Whilst praying in the wilderness, Kentigern met Lailoken (Myrddin Wyllt) who spoke of the source of his ‘madness’: a vision of host of warriors in the sky after the Battle of Arfderydd and being ‘torn out of himself’ by an evil spirit and assigned ‘to the wild things of the woods’.
Afterward, Lailoken followed Kentigern back to Glasgow and took to prophesying from a steep rock above Molendinar Burn (unfortunately covered over in the 1870’s and now beneath Wishart Street) north of the church.
Little heed was paid to his words because they were obscure and unintelligible and he refused to repeat himself. However, some of his ‘apparently idle remarks’ were written down.

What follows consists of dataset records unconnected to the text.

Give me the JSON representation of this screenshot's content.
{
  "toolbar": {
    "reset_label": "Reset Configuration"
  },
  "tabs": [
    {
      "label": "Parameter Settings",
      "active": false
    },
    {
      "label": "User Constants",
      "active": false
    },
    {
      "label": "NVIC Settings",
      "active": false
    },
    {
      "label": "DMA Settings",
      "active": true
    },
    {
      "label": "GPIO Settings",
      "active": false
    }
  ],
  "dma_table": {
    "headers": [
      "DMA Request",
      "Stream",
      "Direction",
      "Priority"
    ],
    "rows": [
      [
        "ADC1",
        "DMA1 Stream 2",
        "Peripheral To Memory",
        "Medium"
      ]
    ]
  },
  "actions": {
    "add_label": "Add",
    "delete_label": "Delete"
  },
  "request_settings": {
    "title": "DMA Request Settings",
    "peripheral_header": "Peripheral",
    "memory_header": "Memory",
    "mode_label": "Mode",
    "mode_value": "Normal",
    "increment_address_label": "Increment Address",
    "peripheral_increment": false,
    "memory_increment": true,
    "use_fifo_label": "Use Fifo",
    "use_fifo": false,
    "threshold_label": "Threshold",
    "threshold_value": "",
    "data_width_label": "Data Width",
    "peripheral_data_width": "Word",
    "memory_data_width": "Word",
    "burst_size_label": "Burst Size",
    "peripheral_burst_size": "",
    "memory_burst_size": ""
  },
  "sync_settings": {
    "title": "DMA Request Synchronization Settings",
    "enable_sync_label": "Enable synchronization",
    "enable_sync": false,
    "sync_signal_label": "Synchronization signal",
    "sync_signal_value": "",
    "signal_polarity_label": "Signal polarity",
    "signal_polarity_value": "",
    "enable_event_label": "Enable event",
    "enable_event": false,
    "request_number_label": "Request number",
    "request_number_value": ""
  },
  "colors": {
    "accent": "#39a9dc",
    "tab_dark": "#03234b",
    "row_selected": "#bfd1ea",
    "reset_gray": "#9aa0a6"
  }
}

I wonder whether these lost fragments, passed on orally, could have formed the basis for the prophetic poems attributed to Myrddin in The Black Book of Carmarthen?
Just north of Glasgow Cathedral, Lailoken predicted his ‘three-fold’ death and supposedly begged Kentigern for communion before he met his end.
Kentigern’s miracles are depicted outside and within the cathedral and on Glasgow’s Coat of Arms: a robin he brought back to life, a hazel tree from which he started a fire, and a bell he brought back from Rome. Most curious is a fish which swallowed a ring, belonging to Rhydderch’s wife, Languoreth. Rhydderch is said to have thrown her ring into water with the purpose of proving she had given it to a lover. By ordering one of his monks to catch the fish, Kentigern saved her from execution.
Perhaps Kentigern’s compassion resulted from knowledge of his mother’s near execution at the hands of his grandfather?
In his old age Kentigern became increasingly debilitated to the point his chin needed to be tied up with a bandage. He is said to have died in the bath on Sunday 13th of January in 614.
*An alternative king list does not name Morken but Tutagual, Rhydderch Hael’s father as his predecessor to the rulership of Stratchclyde.
**This seems to be an anachronism because the Anglo-Saxons had not arrived in south-west Scotland in the 6th century.